ABOUT THIS EXERCISE: Every entry is to be returned verbatim.

EXERCISE INPUT:
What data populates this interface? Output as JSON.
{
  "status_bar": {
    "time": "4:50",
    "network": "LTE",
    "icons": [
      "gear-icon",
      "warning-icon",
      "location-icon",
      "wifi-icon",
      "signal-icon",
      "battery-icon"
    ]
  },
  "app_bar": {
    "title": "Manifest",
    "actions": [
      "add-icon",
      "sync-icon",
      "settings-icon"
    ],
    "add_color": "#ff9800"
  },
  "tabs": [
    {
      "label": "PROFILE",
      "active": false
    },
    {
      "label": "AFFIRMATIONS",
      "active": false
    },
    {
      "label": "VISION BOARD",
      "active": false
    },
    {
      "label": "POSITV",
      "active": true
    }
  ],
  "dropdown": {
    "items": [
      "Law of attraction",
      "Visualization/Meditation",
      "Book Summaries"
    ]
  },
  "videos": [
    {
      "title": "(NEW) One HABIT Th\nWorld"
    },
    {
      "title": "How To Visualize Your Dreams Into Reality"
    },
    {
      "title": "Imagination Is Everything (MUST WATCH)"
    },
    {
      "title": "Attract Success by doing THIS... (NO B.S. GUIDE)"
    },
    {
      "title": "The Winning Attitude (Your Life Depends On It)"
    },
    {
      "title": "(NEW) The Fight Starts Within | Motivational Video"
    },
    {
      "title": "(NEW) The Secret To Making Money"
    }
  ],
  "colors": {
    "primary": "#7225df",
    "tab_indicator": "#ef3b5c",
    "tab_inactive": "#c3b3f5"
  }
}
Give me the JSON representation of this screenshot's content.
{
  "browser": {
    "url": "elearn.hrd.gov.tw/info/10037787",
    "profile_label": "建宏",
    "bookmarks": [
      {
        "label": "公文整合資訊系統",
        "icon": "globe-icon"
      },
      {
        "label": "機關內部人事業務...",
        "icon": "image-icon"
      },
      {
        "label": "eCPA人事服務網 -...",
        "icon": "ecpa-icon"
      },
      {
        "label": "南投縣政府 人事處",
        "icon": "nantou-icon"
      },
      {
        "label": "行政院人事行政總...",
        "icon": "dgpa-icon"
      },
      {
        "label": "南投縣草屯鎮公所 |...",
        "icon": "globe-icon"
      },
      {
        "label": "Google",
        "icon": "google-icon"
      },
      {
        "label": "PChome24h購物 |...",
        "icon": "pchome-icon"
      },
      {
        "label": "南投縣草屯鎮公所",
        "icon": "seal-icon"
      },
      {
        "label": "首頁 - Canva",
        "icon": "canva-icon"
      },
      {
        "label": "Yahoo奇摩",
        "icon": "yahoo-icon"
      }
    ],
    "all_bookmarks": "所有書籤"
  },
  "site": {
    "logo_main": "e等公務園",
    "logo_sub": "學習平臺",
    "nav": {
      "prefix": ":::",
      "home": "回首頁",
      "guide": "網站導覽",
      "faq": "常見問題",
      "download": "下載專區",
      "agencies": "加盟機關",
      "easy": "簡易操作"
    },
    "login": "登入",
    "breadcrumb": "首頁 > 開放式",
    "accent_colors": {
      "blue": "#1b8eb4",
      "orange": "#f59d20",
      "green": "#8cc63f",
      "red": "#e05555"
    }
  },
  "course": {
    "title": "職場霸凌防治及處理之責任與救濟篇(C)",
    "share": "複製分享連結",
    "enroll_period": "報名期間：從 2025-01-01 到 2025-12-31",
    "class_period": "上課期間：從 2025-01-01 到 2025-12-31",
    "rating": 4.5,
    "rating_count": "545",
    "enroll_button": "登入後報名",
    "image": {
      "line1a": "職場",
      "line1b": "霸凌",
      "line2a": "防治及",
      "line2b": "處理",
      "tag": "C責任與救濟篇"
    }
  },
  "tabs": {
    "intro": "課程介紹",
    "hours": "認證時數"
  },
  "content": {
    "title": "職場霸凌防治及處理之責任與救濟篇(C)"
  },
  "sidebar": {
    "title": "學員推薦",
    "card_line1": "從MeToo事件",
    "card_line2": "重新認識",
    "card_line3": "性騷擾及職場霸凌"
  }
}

SOLUTION TO THE PROBLEM:
What data populates this interface? Output as JSON.
{
  "status_bar": {
    "time": "4:50",
    "network": "LTE",
    "icons": [
      "gear-icon",
      "warning-icon",
      "location-icon",
      "wifi-icon",
      "signal-icon",
      "battery-icon"
    ]
  },
  "app_bar": {
    "title": "Manifest",
    "actions": [
      "add-icon",
      "sync-icon",
      "settings-icon"
    ],
    "add_color": "#ff9800"
  },
  "tabs": [
    {
      "label": "PROFILE",
      "active": false
    },
    {
      "label": "AFFIRMATIONS",
      "active": false
    },
    {
      "label": "VISION BOARD",
      "active": false
    },
    {
      "label": "POSITV",
      "active": true
    }
  ],
  "dropdown": {
    "items": [
      "Law of attraction",
      "Visualization/Meditation",
      "Book Summaries"
    ]
  },
  "videos": [
    {
      "title": "(NEW) One HABIT Th\nWorld"
    },
    {
      "title": "How To Visualize Your Dreams Into Reality"
    },
    {
      "title": "Imagination Is Everything (MUST WATCH)"
    },
    {
      "title": "Attract Success by doing THIS... (NO B.S. GUIDE)"
    },
    {
      "title": "The Winning Attitude (Your Life Depends On It)"
    },
    {
      "title": "(NEW) The Fight Starts Within | Motivational Video"
    },
    {
      "title": "(NEW) The Secret To Making Money"
    }
  ],
  "colors": {
    "primary": "#7225df",
    "tab_indicator": "#ef3b5c",
    "tab_inactive": "#c3b3f5"
  }
}
Give me the JSON representation of this screenshot's content.
{
  "browser": {
    "url": "elearn.hrd.gov.tw/info/10037787",
    "profile_label": "建宏",
    "bookmarks": [
      {
        "label": "公文整合資訊系統",
        "icon": "globe-icon"
      },
      {
        "label": "機關內部人事業務...",
        "icon": "image-icon"
      },
      {
        "label": "eCPA人事服務網 -...",
        "icon": "ecpa-icon"
      },
      {
        "label": "南投縣政府 人事處",
        "icon": "nantou-icon"
      },
      {
        "label": "行政院人事行政總...",
        "icon": "dgpa-icon"
      },
      {
        "label": "南投縣草屯鎮公所 |...",
        "icon": "globe-icon"
      },
      {
        "label": "Google",
        "icon": "google-icon"
      },
      {
        "label": "PChome24h購物 |...",
        "icon": "pchome-icon"
      },
      {
        "label": "南投縣草屯鎮公所",
        "icon": "seal-icon"
      },
      {
        "label": "首頁 - Canva",
        "icon": "canva-icon"
      },
      {
        "label": "Yahoo奇摩",
        "icon": "yahoo-icon"
      }
    ],
    "all_bookmarks": "所有書籤"
  },
  "site": {
    "logo_main": "e等公務園",
    "logo_sub": "學習平臺",
    "nav": {
      "prefix": ":::",
      "home": "回首頁",
      "guide": "網站導覽",
      "faq": "常見問題",
      "download": "下載專區",
      "agencies": "加盟機關",
      "easy": "簡易操作"
    },
    "login": "登入",
    "breadcrumb": "首頁 > 開放式",
    "accent_colors": {
      "blue": "#1b8eb4",
      "orange": "#f59d20",
      "green": "#8cc63f",
      "red": "#e05555"
    }
  },
  "course": {
    "title": "職場霸凌防治及處理之責任與救濟篇(C)",
    "share": "複製分享連結",
    "enroll_period": "報名期間：從 2025-01-01 到 2025-12-31",
    "class_period": "上課期間：從 2025-01-01 到 2025-12-31",
    "rating": 4.5,
    "rating_count": "545",
    "enroll_button": "登入後報名",
    "image": {
      "line1a": "職場",
      "line1b": "霸凌",
      "line2a": "防治及",
      "line2b": "處理",
      "tag": "C責任與救濟篇"
    }
  },
  "tabs": {
    "intro": "課程介紹",
    "hours": "認證時數"
  },
  "content": {
    "title": "職場霸凌防治及處理之責任與救濟篇(C)"
  },
  "sidebar": {
    "title": "學員推薦",
    "card_line1": "從MeToo事件",
    "card_line2": "重新認識",
    "card_line3": "性騷擾及職場霸凌"
  }
}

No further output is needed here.